§ **Your task**
Among the entries below, find the lines holding "true" and copy them.

====== Dataset extract ======

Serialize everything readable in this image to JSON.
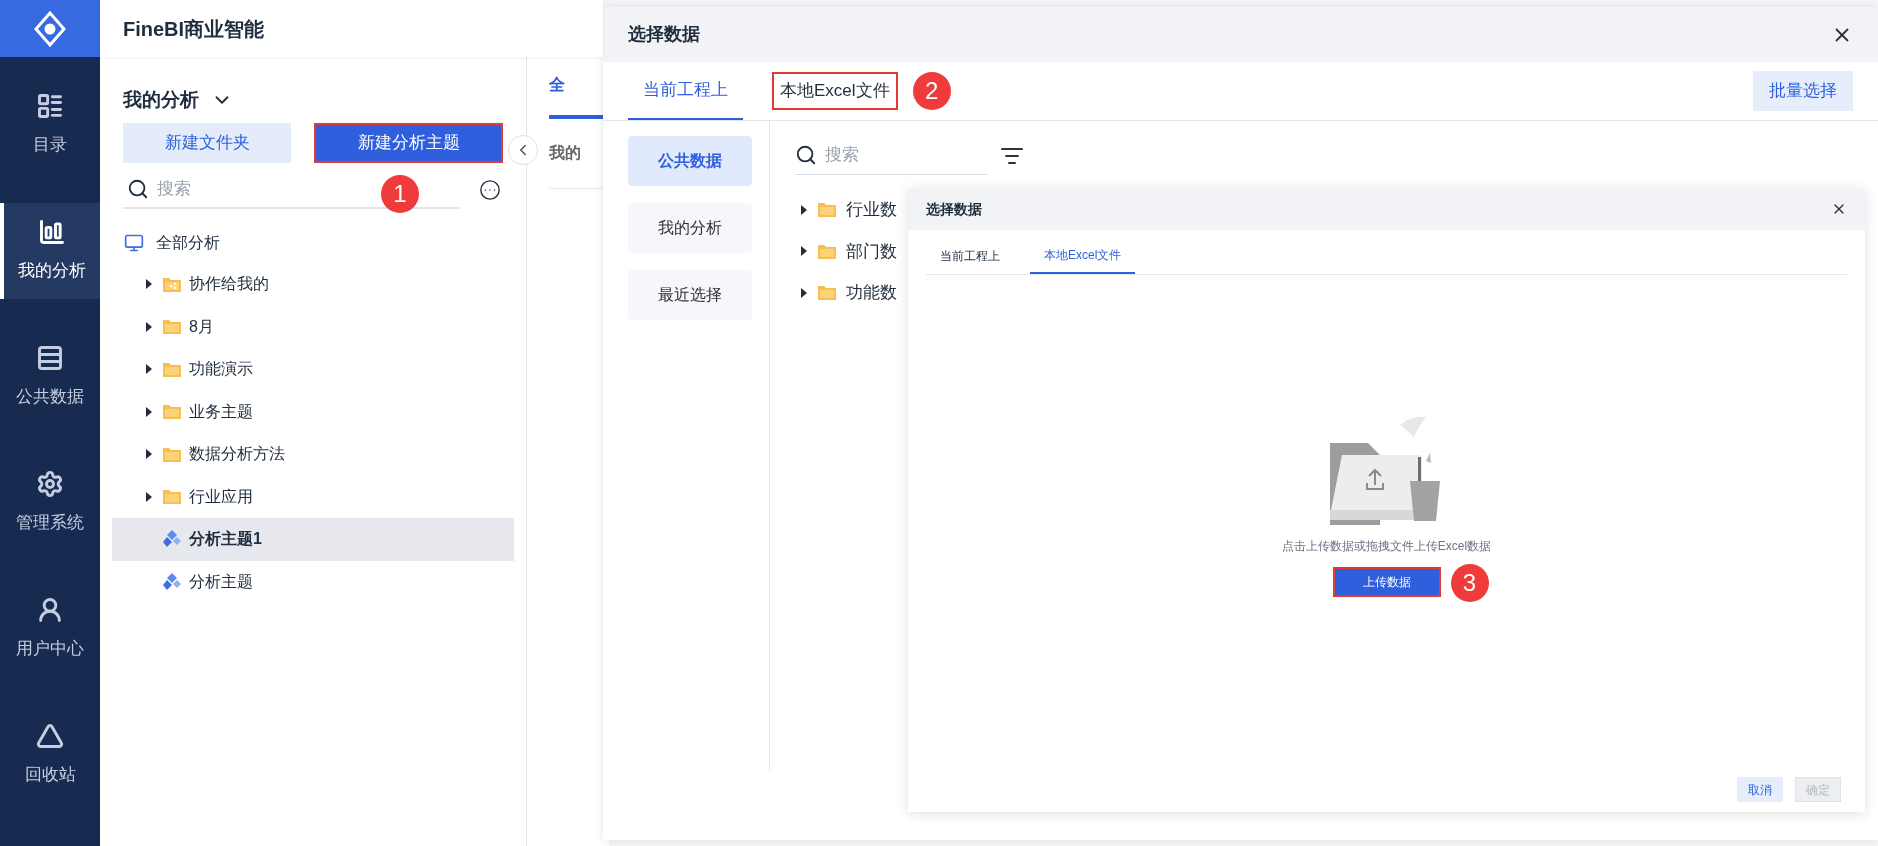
{
  "nav": {
    "items": [
      {
        "label": "目录",
        "selected": false
      },
      {
        "label": "我的分析",
        "selected": true
      },
      {
        "label": "公共数据",
        "selected": false
      },
      {
        "label": "管理系统",
        "selected": false
      },
      {
        "label": "用户中心",
        "selected": false
      },
      {
        "label": "回收站",
        "selected": false
      }
    ]
  },
  "app_title": "FineBI商业智能",
  "sidebar": {
    "title": "我的分析",
    "buttons": [
      {
        "label": "新建文件夹",
        "kind": "secondary",
        "highlighted": false
      },
      {
        "label": "新建分析主题",
        "kind": "primary",
        "highlighted": true,
        "callout": "1"
      }
    ],
    "search": {
      "placeholder": "搜索"
    },
    "tree": {
      "label": "全部分析",
      "children": [
        {
          "label": "协作给我的",
          "kind": "shared-folder",
          "selected": false
        },
        {
          "label": "8月",
          "kind": "folder",
          "selected": false
        },
        {
          "label": "功能演示",
          "kind": "folder",
          "selected": false
        },
        {
          "label": "业务主题",
          "kind": "folder",
          "selected": false
        },
        {
          "label": "数据分析方法",
          "kind": "folder",
          "selected": false
        },
        {
          "label": "行业应用",
          "kind": "folder",
          "selected": false
        },
        {
          "label": "分析主题1",
          "kind": "subject",
          "selected": true
        },
        {
          "label": "分析主题",
          "kind": "subject",
          "selected": false
        }
      ]
    }
  },
  "main_tabs": [
    {
      "label": "全",
      "selected": true
    },
    {
      "label": "我的",
      "selected": false
    }
  ],
  "dialog": {
    "title": "选择数据",
    "tabs": [
      {
        "label": "当前工程上",
        "selected": true,
        "highlighted": false
      },
      {
        "label": "本地Excel文件",
        "selected": false,
        "highlighted": true,
        "callout": "2"
      }
    ],
    "batch_button": "批量选择",
    "sources": [
      {
        "label": "公共数据",
        "selected": true
      },
      {
        "label": "我的分析",
        "selected": false
      },
      {
        "label": "最近选择",
        "selected": false
      }
    ],
    "search": {
      "placeholder": "搜索"
    },
    "folders": [
      "行业数",
      "部门数",
      "功能数"
    ]
  },
  "upload_dialog": {
    "title": "选择数据",
    "tabs": [
      {
        "label": "当前工程上",
        "selected": false
      },
      {
        "label": "本地Excel文件",
        "selected": true
      }
    ],
    "hint": "点击上传数据或拖拽文件上传Excel数据",
    "upload_button": {
      "label": "上传数据",
      "highlighted": true,
      "callout": "3"
    },
    "buttons": [
      {
        "label": "取消",
        "disabled": false
      },
      {
        "label": "确定",
        "disabled": true
      }
    ]
  }
}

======

§ **Response to the task**
        "selected": true
        "highlighted": true,
          "selected": true
      "selected": true
        "selected": true,
        "highlighted": true,
        "selected": true
        "selected": true
      "highlighted": true,
        "disabled": true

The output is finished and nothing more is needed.